But what would be issuing such a strange query and what might be the side effects if I kill-ed it…?

I grep-ed the code base for “/*child stuff*/” a comment which was included in the query. Strangely, that string was not present in any files in vendor/ or app/.

Looking more closely at the query it appeared that it was being used to generate some kind of report. As it was blocking the deploy and we were getting very close to finishing our scheduled window for the release I made the executive decision to kill the query.

mysql> kill 87913191;

Immediately I saw my DROP TRIGGER query complete in my strace. Success!


In the end, we determined that the slow query was run by an employee at the client in order to generate a report he needed. The fact that it had been running for nearly 16 hours when it blocked our deploy is definitely an issue. We’ll be working to either optimize the query or set up a non-production MySQL instance for this type of usage.

Max Chadwick Hi, I'm Max!

I'm a software developer who mainly works in PHP, but loves dabbling in other languages like Go and Ruby. Technical topics that interest me are monitoring, security and performance. I'm also a stickler for good documentation and clear technical writing.

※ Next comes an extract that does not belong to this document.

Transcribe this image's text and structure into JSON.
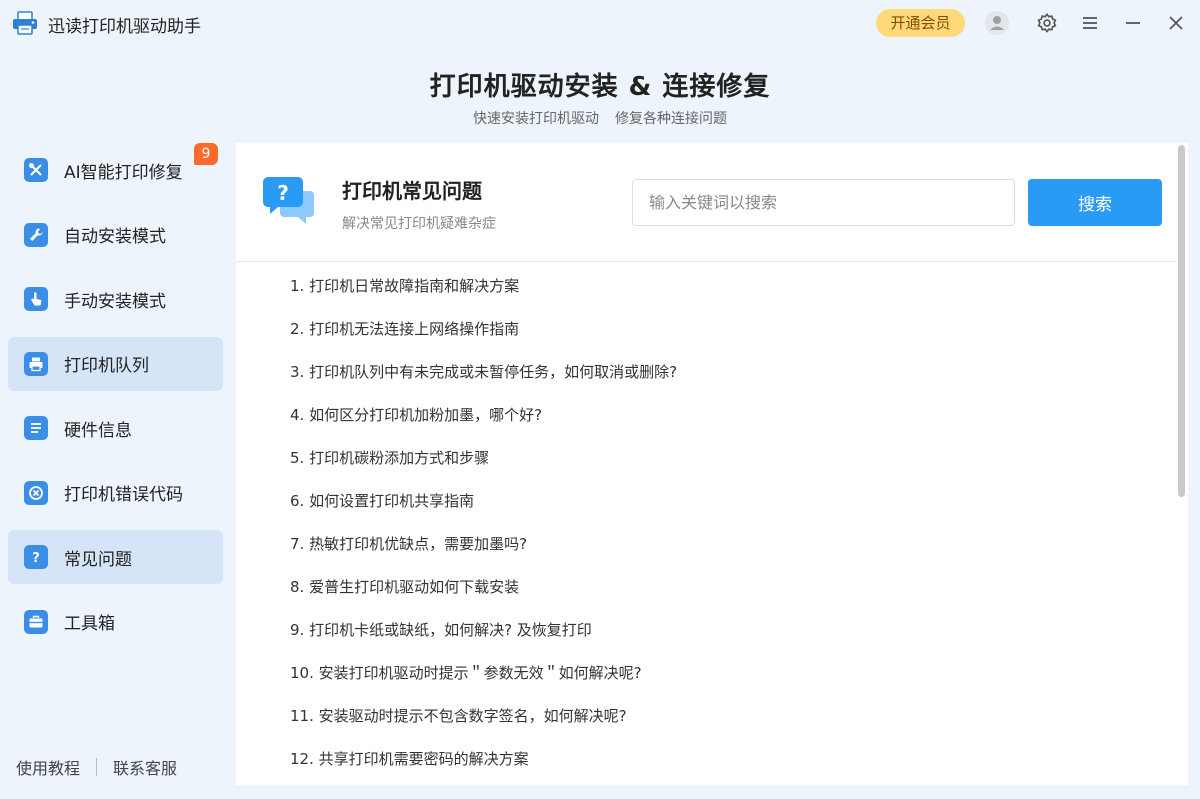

During the day I lead a team of developers and solve challenging technical problems at Something Digital where I mainly work with the Magento platform. I've also spoken at a number of events.

In my spare time I blog about tech, work on open source and participate in bug bounty programs.

If you'd like to get in contact, you can find me on Twitter and LinkedIn.